It's been almost five years since Too Faced launched its bestselling Born This Way Natural Finish Foundation, a medium-to-full coverage foundation that promised to do everything you want a foundation to do but without looking visibly makeup-y. Since then, the brand has launched a complementary concealer, tapped Jackie Aina to help extend the shade range, created a powder version, and all to great acclaim. Now, Too Faced is expanding the range further with the introduction of the Too Faced Born This Way Matte Foundation, which launched on its website today.
There are a lot of similarities between the Born This Way Matte version and the original. The formula offers the same medium-to-full coverage, contains the same key ingredients (coconut water, alpine rose, and hyaluronic acid), and remains oil-free. The Matte Foundation still comes in 35 shades and features the exact same names, so if you're Hazelnut in the original formula, you're probably still going to be Hazelnut in the matte one.
The difference between the two is down to the finish and the wear time. Whereas the original Born This Way Foundation offers a "natural," ever-so-slightly luminous finish that mimics the texture of natural skin, Born This Way Matte is well, like the name suggests: matte. It's not a heavy-duty or dusty-looking, though. I have combination skin, and the formula is great at mattifying the oily bits along the centre of my face, without making the dry areas look even drier (although, I can imagine if you have very dry skin, this formula is not going to provide the moisture or luminosity you need).
Left photo: Me without makeup.
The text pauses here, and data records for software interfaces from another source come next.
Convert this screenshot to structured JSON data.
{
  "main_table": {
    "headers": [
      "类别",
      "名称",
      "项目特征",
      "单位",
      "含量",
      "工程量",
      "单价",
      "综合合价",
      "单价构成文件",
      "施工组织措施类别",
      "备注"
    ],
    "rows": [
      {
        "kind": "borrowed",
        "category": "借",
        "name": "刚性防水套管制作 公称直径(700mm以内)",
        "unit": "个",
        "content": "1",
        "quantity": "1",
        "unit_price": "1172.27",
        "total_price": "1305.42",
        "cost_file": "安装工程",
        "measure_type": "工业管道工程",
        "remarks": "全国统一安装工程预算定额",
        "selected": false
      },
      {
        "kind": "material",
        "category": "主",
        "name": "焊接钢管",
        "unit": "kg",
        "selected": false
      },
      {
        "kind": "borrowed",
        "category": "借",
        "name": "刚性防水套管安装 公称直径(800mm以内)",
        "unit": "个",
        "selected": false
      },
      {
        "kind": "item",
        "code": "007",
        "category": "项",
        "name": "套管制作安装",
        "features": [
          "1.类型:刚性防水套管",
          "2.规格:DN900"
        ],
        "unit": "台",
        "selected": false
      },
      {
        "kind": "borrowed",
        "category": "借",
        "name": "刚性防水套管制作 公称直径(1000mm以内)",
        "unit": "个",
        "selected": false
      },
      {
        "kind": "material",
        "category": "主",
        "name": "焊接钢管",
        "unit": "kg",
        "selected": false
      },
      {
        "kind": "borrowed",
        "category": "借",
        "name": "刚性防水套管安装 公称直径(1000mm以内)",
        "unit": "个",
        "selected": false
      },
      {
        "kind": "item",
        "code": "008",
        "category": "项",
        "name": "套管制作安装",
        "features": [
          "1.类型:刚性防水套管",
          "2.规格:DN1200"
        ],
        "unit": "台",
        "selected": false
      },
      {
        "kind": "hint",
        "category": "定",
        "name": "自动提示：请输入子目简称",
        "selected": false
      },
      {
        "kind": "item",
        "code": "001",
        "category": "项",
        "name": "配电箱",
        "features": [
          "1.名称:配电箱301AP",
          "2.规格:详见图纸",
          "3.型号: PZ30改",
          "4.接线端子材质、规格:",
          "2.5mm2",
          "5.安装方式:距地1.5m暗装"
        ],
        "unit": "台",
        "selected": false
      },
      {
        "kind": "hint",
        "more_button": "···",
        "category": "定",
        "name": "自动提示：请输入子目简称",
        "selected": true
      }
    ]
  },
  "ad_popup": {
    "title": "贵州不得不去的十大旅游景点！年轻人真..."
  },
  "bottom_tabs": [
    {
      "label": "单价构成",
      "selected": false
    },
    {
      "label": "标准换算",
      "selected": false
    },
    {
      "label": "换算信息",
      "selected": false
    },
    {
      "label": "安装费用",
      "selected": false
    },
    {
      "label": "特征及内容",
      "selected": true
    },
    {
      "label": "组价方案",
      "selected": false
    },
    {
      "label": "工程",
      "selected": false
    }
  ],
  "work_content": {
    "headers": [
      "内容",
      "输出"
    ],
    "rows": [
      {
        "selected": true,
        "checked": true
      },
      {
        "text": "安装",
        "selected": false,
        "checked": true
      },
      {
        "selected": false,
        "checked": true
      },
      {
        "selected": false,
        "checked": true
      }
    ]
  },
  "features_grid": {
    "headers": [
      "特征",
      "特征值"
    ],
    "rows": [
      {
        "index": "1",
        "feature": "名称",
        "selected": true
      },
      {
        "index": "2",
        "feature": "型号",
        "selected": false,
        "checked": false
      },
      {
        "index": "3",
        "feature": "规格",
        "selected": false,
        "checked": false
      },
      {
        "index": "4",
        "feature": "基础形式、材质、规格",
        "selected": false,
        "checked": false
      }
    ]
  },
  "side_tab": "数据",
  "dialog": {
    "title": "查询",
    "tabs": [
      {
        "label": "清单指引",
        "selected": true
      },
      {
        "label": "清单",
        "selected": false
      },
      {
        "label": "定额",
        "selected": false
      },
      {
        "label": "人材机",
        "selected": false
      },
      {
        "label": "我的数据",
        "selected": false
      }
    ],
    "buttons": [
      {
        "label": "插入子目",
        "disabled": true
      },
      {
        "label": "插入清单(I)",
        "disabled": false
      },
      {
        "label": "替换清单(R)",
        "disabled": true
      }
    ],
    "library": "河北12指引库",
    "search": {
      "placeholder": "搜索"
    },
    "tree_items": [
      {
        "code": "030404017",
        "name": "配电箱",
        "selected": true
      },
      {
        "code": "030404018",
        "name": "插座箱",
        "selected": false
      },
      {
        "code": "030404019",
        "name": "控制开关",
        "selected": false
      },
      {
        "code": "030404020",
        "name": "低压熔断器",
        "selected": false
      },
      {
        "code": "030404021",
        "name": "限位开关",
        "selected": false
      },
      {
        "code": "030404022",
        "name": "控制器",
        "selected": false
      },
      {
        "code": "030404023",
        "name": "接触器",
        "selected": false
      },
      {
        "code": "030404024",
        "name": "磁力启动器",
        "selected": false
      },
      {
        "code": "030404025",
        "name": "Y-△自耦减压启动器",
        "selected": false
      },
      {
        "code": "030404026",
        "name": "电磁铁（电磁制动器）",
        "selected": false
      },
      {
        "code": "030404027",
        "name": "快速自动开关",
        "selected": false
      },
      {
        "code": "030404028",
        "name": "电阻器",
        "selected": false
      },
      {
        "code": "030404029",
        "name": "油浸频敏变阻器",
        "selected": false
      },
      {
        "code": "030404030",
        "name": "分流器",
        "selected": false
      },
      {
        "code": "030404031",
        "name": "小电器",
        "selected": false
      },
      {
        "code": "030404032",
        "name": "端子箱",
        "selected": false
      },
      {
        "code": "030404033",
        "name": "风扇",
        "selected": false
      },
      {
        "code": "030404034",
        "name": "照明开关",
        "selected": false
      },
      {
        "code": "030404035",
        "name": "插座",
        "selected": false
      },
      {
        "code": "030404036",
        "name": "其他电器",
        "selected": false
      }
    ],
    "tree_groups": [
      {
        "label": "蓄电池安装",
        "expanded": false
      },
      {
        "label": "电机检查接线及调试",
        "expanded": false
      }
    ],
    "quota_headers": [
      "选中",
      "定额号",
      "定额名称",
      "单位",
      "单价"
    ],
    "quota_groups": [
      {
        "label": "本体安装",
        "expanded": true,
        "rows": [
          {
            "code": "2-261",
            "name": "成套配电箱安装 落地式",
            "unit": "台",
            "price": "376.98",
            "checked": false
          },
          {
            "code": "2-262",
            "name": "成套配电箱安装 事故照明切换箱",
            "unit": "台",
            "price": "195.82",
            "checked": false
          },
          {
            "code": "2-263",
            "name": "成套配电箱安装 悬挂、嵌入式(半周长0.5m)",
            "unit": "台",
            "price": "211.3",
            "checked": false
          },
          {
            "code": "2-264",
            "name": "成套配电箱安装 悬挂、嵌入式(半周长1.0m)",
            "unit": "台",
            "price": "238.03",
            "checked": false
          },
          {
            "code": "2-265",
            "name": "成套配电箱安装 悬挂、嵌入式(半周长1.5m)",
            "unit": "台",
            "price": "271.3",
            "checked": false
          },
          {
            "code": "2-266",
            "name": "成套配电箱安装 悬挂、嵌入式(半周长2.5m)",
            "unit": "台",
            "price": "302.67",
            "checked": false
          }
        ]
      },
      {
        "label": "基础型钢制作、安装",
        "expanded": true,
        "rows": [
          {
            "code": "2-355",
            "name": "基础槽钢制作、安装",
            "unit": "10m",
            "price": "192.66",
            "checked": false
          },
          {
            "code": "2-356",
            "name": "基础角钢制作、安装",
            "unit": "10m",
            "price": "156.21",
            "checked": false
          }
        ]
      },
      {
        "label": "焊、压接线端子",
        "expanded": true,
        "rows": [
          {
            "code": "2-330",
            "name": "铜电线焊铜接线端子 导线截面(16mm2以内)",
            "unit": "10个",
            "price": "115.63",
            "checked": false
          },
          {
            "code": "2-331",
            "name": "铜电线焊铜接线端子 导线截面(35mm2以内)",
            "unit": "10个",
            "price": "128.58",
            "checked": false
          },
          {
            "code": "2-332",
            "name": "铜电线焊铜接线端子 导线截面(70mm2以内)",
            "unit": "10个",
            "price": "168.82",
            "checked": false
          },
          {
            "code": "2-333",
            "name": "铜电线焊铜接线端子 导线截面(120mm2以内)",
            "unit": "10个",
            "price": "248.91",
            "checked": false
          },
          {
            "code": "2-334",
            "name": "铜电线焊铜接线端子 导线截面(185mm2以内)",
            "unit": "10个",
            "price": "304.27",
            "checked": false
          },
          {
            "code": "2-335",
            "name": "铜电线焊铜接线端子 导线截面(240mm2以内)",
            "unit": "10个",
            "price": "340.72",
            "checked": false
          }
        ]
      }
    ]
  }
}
Right photo: Me wearing Too Faced Born This Way Matte Foundation.
I wouldn't call the formula velvety, either (a common beauty editor word often used to describe matte base products). It's even softer than velvet, perhaps like the marble of an ancient Greek statue — soft, smooth, dimensional, but it's not reflecting light in a strong way. Don't get me wrong: it's definitely still matte — it doesn't make your skin look dewy or radiant in the least — but your skin still looks like skin, just a lot less shiny.
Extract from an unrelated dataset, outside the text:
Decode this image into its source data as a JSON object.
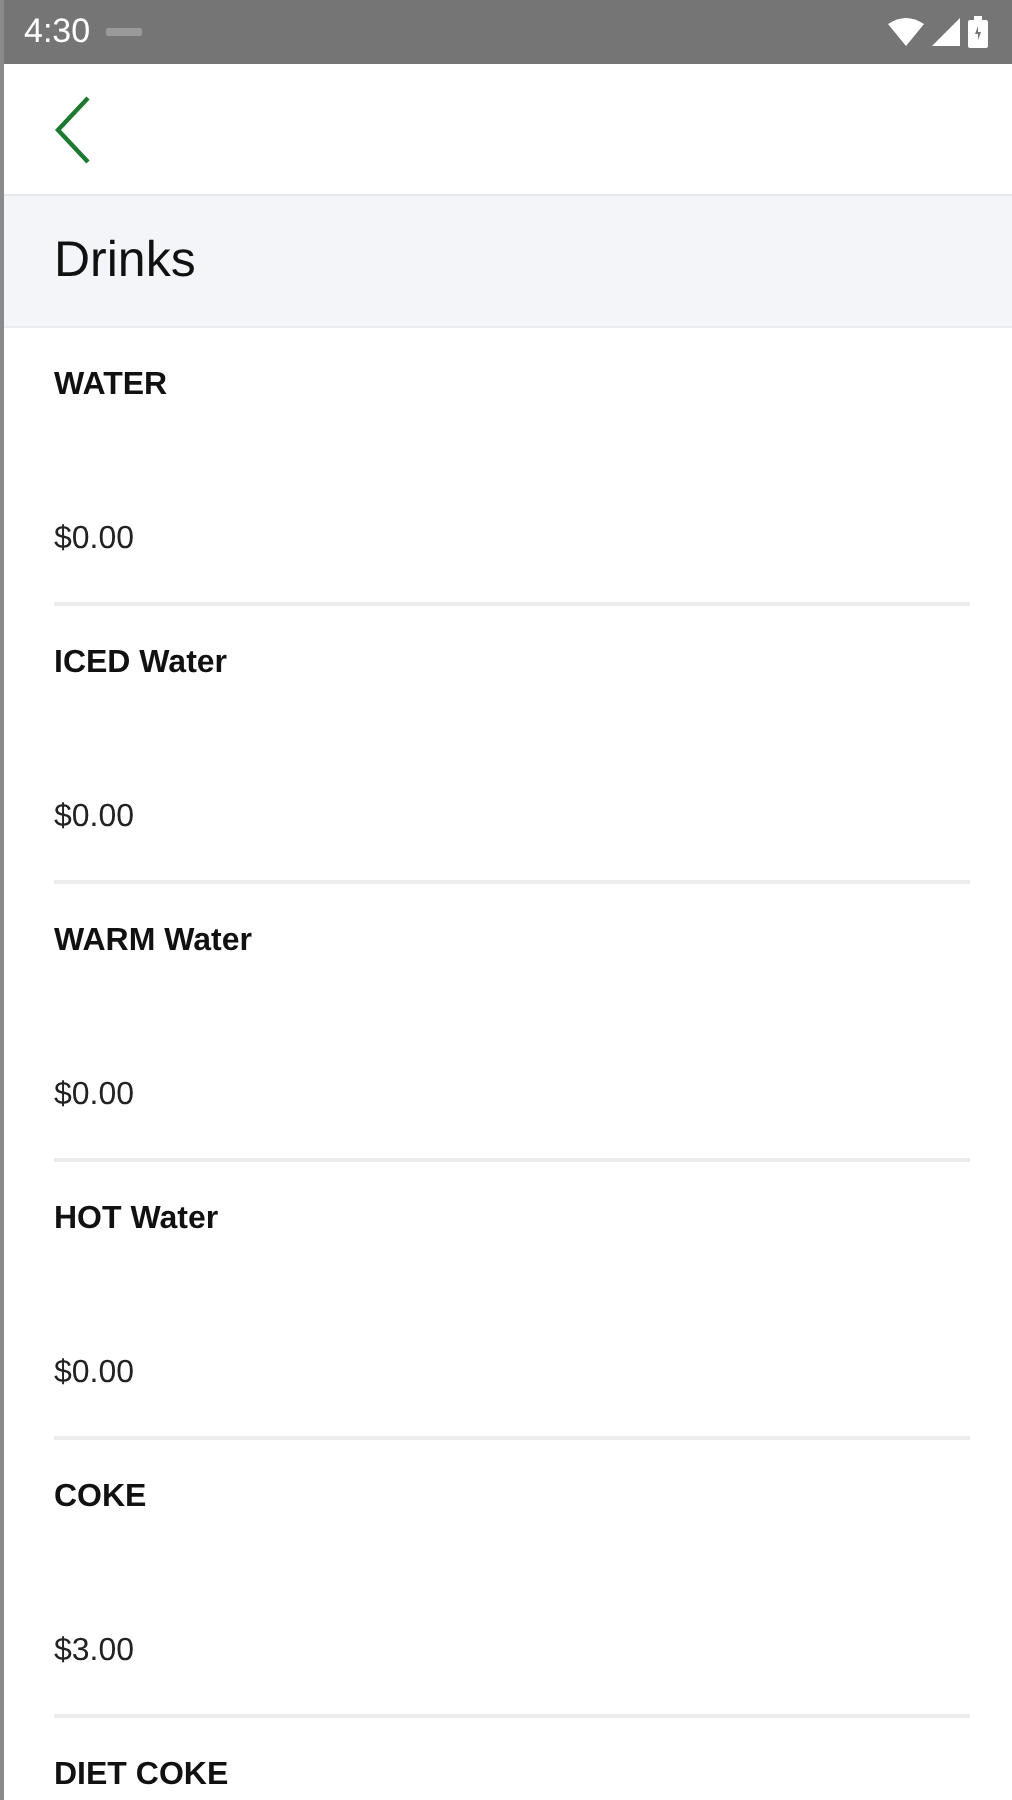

After trying it (I'm shade Nude), I'd have to guess that the Matte Foundation's supremely natural looking matte finish comes down to the texture of the liquid. It's the silkiest, lightest matte foundation I've tried. It blends very, very easily, and you can layer it from medium to full opacity without it starting to look like cake batter. I prefer to use my Beautyblender to apply all of my foundations and especially with this formula but tried applying it with a brush. The result? Full coverage instantaneously.
As for longevity, the brand promises 24-hour with the Born This Way Matte Foundation, which I was not willing to put to the test (nor do I think anyone should really be wearing foundation for that long). That being said, I'm pretty impressed with how long this formula lasts for how lightweight it feels.
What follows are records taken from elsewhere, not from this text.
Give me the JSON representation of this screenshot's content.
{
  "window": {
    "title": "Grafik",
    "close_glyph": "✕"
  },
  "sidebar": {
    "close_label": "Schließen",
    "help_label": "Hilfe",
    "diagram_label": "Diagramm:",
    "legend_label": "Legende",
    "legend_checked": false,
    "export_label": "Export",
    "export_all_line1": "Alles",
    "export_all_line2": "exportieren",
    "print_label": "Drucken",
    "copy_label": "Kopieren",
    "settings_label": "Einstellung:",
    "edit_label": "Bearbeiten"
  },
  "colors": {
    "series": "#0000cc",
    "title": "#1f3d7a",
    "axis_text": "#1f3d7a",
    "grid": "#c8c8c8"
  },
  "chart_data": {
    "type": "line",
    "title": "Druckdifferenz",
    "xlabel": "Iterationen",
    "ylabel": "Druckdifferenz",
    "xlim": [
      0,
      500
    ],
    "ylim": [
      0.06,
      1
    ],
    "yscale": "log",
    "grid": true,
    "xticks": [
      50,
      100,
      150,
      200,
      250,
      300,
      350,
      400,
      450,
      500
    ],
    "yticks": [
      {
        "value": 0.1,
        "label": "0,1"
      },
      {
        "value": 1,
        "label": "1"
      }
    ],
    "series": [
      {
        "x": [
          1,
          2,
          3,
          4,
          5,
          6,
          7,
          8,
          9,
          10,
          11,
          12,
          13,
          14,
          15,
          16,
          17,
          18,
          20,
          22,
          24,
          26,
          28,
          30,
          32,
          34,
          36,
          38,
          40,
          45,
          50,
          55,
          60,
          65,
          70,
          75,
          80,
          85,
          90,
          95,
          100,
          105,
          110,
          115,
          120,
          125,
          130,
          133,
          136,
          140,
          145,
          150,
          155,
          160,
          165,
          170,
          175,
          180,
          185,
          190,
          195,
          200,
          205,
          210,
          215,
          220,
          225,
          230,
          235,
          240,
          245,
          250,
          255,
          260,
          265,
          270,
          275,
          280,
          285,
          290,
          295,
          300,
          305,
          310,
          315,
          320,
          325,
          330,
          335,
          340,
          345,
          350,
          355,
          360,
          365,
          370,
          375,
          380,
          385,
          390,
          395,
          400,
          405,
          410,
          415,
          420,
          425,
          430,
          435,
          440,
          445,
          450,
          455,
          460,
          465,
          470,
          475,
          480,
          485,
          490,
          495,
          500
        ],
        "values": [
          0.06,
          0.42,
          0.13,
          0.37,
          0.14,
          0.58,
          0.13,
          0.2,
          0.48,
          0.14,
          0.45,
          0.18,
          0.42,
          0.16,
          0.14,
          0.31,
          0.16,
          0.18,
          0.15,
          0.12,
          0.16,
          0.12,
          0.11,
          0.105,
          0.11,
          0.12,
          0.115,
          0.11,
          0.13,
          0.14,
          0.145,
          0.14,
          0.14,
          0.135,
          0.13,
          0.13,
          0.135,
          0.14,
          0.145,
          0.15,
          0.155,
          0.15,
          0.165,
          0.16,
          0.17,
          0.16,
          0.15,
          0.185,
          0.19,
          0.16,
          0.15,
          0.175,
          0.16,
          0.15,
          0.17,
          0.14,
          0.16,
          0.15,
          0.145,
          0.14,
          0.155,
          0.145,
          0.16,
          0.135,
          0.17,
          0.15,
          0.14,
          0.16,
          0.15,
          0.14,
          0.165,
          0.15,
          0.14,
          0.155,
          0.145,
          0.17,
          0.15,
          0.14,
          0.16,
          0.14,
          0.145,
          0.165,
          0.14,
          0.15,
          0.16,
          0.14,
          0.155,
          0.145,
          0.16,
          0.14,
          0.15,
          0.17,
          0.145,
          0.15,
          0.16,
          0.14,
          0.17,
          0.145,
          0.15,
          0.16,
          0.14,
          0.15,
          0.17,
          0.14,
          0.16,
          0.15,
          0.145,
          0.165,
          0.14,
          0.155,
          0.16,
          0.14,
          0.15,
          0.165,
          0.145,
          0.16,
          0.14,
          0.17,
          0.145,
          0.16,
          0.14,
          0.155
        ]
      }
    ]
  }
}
For the past week, I've applied this around 7 a.m. and have been surprised to see how fresh my skin looked at around 3 p.m. during the workday — and that's without topping it off with any setting powder (I do like to set it with a spritz of the new Huda Beauty Glow Coco Hydrating Mist, $35, though). Because my skin errs on the oily side, it does a really good job of breaking up foundation around midday. Granted, I'm working from home and haven't put this to the real test — going on the tube, being in a packed pub, running around London for meetings — but I'm quite confident it would stand up to those things, especially if I layered a bit of powder on top.
This formula also plays nicely with other makeup. I find that with some matte foundations, it's hard to layer certain products over it without them getting streaky or splotchy. But with Born This Way Matte, I could seamlessly apply cream or powder blush on top. All in all, while I'm not usually a matte foundation wearer — I prefer formulas with a natural or slightly dewy finish — this is actually one I can get behind.